is one way to achieve something but, what we're trying to achieve, what lindsey graham, and kelly ayotte are trying to achieve, that is the most important thing. our priority here should be, i think, not to punish these perpetrators. not to prosecute them. not to rehabilitate them. our main purpose right now should be, we have somebody in custody who may know of other terrorist plots of other terrorist cells, who has information that may save lives and prevent future bombings. the question is, can we get that information from him, or are we going to do i think what now has been done, tell him he has the right to remain silent and we're going to remain ignorant of the information he has even if that means other people will be killed in terrorist attacks in the future. this is a decision we've made. i think it is a mistaken decision to say we're going to remain ignorant and we're not going, we're going to let him have the right to remain silent, aside from all the prosecution, aside from all other issues. we're remaining ignorant by choice. >> host: here are headlines. "washington post" sa

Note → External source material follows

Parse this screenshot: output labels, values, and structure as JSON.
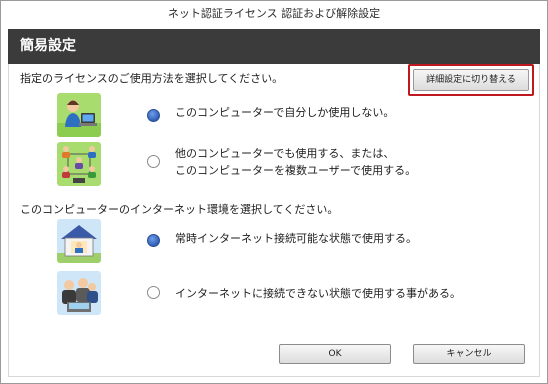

's some talk in washington, senator lindsey graham among others, saying that he should be treated as an enemy combatant, at least for a time, to get as much information as they can during the investigation. what's your feeling on that? >> well, i think, first of all, you need the right facts in order to be able to charge that. the federal government is still determining what was the motive of these two young men. are they connected to anybody else? until they do that work, until we finish this investigation, that question may even be premature, unless you have a basis for it. i do think that the federal government has had a good track record in civil cases here, understanding what forum people should be in in order to get the best information. but i think we have to be confident. i am, having worked with them this week, is that they're focused on getting information they need to bring the appropriate charges. they can always be updated. and i think that they will make the right decision based upon what they know about this investigation. >> we heard from the boston police commissi

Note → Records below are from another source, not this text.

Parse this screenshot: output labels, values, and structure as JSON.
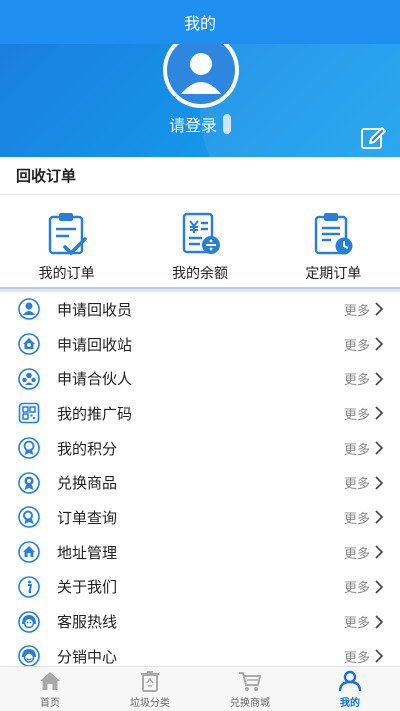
{
  "header": {
    "title": "我的"
  },
  "profile": {
    "login_text": "请登录"
  },
  "orders_section": {
    "title": "回收订单",
    "items": [
      {
        "label": "我的订单",
        "icon": "clipboard-check-icon"
      },
      {
        "label": "我的余额",
        "icon": "yuan-invoice-icon"
      },
      {
        "label": "定期订单",
        "icon": "clipboard-clock-icon"
      }
    ]
  },
  "menu": {
    "more_label": "更多",
    "items": [
      {
        "label": "申请回收员",
        "icon": "person-icon"
      },
      {
        "label": "申请回收站",
        "icon": "house-icon"
      },
      {
        "label": "申请合伙人",
        "icon": "partner-icon"
      },
      {
        "label": "我的推广码",
        "icon": "qrcode-icon"
      },
      {
        "label": "我的积分",
        "icon": "points-medal-icon"
      },
      {
        "label": "兑换商品",
        "icon": "exchange-medal-icon"
      },
      {
        "label": "订单查询",
        "icon": "order-search-icon"
      },
      {
        "label": "地址管理",
        "icon": "address-house-icon"
      },
      {
        "label": "关于我们",
        "icon": "info-icon"
      },
      {
        "label": "客服热线",
        "icon": "service-face-icon"
      },
      {
        "label": "分销中心",
        "icon": "distribution-face-icon"
      }
    ]
  },
  "tabbar": {
    "tabs": [
      {
        "label": "首页",
        "icon": "home-icon"
      },
      {
        "label": "垃圾分类",
        "icon": "trash-icon"
      },
      {
        "label": "兑换商城",
        "icon": "cart-icon"
      },
      {
        "label": "我的",
        "icon": "user-icon"
      }
    ]
  },
  "colors": {
    "primary": "#1f8ef1",
    "accent": "#1f6fd6",
    "icon_blue": "#2a7fd4"
  }
}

and myself. on the republican side, senator mccain, senator lindsey graham, senator jeff flake of arizona, senator marco rubio of florida. when you put the eight of news a roornlings you havnewsroom, youl political spectrum. we tried to do our best toeal with immigration in america. it is a substantial chasm america's immigration system is badly, badly broafnl broafnlt it because we estimate there are 11 million people living in tuny . eople that get up and go to work every day, tma have picked the fruits that you put onr cereal this morning. they could be cleaning the room you slept in in chicago. they're spread across the econo. they're hardworking people. but they're undocumented, they have no country. about half them are here because they came initially as visitors or college students, and they stayed. they are here illegally. there are no questions about t they are undocumented. and the questions we've asked ourselves overed and over for the last many years, what are we going to do? in the last presidential campaign, governor romney said they should self-deport themselves, they sho
Search Results 0 to 5 of about 6